This guy in the same row as me was talking to the people around him. “Can you believe what this guy is talking about?” The people around him agreed. “Don’t you wish someone would just do something about it?” The people around him agreed. “Someone should just shoot this prick?” Fewer people agreed. “I don’t know man, I think they’ll take care of us, it’s not his fault after all.” Said one of the guys. “Yea? You think so. He represents this company. He’s responsible for putting me out of a job, taking my benefits, and hurting my family.” And the man went on, and his stories became more and more repetitive and even incoherent. I was now sitting straight up, looking for Ron, trying to see if I could covertly get his attention. Ron did see my eyes, but he was too far to notice that I was onto this guy. And while I was looking towards Ron, halfway off my seat ready to make a move, the bastard stood up.
Now the questions and comments that came after the incident are what shook me the most. Why didn’t you wait longer? You were close enough, you could have subdued him without killing him. You could have wounded him, you didn’t have to kill him.
The answer that followed was simple. Three seconds. Then I explained it to them since the training I had gone through and the adequacy of three seconds for an assessment of a threat, didn’t seem to be the response they desired. But I explained it similar to how I explained it before.
In those three seconds I did think of everything except killing that man. I thought, maybe this man’s family was really suffering and he found justice in killing the man who wronged him and his family. Maybe this guy should kill his boss, after all, they were ruining the lives of many people for their own corporate greed. Maybe I should just let this man take his boss’s life, and then I will stop him before he hurts more people. That took me three seconds. But the fact is, I was trained to think subconsciously. And while those three seconds went by with me thinking about this man’s life and questioning my response, my conscience knew he was wrong. My conscience knew that this man was wrong and he needed to be stopped as quickly as possible. Instinct for that split second outweighed consequence. Instinct does not take into consideration public opinion or social constructs. It eliminates threat. That’s what I did. That’s what I was trained to do.

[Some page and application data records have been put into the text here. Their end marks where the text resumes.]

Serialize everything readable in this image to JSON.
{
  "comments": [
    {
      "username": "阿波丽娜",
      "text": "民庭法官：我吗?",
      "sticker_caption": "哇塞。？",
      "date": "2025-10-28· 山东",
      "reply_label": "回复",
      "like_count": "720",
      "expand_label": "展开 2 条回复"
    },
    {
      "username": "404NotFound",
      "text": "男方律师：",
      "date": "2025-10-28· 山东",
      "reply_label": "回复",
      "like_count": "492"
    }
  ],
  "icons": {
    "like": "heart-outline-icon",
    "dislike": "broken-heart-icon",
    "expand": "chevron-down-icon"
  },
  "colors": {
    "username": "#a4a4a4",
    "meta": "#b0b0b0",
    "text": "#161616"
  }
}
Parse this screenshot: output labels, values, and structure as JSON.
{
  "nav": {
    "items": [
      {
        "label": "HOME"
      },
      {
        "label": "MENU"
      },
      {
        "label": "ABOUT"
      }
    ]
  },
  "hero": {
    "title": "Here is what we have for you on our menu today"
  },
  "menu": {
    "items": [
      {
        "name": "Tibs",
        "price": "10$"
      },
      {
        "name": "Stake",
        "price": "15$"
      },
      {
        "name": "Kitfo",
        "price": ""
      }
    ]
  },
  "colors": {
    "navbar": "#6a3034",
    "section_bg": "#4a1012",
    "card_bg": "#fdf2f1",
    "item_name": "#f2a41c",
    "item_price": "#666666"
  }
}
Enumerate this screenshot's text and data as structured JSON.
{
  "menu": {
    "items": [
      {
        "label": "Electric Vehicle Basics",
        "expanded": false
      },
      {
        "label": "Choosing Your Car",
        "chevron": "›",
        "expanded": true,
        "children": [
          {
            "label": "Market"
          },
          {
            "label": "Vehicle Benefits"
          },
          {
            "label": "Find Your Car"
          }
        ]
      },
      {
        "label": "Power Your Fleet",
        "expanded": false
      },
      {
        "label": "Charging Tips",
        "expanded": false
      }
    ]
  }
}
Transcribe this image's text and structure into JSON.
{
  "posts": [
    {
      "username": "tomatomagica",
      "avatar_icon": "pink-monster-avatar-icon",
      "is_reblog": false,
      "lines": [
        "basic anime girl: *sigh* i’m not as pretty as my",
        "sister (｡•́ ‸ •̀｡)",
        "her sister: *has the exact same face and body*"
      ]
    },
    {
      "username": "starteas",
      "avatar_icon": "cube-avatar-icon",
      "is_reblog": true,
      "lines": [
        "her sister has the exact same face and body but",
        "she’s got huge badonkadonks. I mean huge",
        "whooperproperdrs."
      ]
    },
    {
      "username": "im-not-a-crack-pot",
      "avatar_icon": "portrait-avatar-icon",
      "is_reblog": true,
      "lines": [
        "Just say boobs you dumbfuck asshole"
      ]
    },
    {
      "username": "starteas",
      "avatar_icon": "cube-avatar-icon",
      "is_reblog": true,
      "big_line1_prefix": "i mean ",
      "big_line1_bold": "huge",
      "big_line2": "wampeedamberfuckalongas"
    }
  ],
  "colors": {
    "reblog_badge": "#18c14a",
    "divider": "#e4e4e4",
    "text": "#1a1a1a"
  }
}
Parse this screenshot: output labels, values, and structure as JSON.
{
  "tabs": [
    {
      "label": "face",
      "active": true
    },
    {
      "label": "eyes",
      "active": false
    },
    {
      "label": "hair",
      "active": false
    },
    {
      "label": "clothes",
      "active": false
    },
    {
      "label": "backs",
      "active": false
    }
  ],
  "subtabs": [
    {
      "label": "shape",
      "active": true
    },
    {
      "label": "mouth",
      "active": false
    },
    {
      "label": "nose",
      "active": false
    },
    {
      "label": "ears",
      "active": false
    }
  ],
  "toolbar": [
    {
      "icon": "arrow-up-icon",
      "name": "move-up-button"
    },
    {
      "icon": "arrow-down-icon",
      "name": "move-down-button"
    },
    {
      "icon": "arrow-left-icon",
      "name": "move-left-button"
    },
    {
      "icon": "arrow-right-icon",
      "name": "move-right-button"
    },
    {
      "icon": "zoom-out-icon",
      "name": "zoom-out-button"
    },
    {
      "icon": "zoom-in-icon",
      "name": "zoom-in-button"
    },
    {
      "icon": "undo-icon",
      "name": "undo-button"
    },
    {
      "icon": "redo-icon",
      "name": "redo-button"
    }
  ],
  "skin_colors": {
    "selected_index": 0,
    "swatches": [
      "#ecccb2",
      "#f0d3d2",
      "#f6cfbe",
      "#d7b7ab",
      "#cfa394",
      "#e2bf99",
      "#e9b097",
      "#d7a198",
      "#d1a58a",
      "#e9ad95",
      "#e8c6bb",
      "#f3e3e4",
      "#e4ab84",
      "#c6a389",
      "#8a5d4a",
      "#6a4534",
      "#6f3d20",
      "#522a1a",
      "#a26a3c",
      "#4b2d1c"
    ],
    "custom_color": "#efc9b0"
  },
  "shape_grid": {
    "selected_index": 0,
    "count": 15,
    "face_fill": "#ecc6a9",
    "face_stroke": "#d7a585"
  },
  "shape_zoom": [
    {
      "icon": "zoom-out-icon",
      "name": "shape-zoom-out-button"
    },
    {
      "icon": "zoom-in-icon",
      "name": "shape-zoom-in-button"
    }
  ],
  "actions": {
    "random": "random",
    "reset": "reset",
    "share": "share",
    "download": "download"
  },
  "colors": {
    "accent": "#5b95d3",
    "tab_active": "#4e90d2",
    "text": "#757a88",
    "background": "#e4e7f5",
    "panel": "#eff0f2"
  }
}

The problem was, it didn’t matter. It didn’t matter because the day has come when we can’t protect people without repercussion, or some cynic to wish that the good guys got hurt in the process as well. You were probably thinking at the beginning of this story that someone dies at end. And you were right. No one innocent died, only the bad guy, and it’s a happy ending. But for some it wasn’t a happy ending. Some people expected the good guys to get hurt and the innocent to die. Or maybe you were the person who simply questioned if I responded too quickly or too harshly by shooting the perp? But go further. Who was really the bad guy? Was there a bad guy? What did the perp look like and what do Ron and I look like? If it takes you more than three seconds to realize where you’ve arrived with your assessment, and if it’s a bad place or not, then maybe quick moral judgments are not your place of expertise. Maybe, it’s a far more difficult place to be in than you thought. But unfortunately, it’s where we’ve ended up.
Now ask yourself, who am I, why do I think this way, and how will I react? Those answers may take quite a long time to reach. But…You only have three seconds.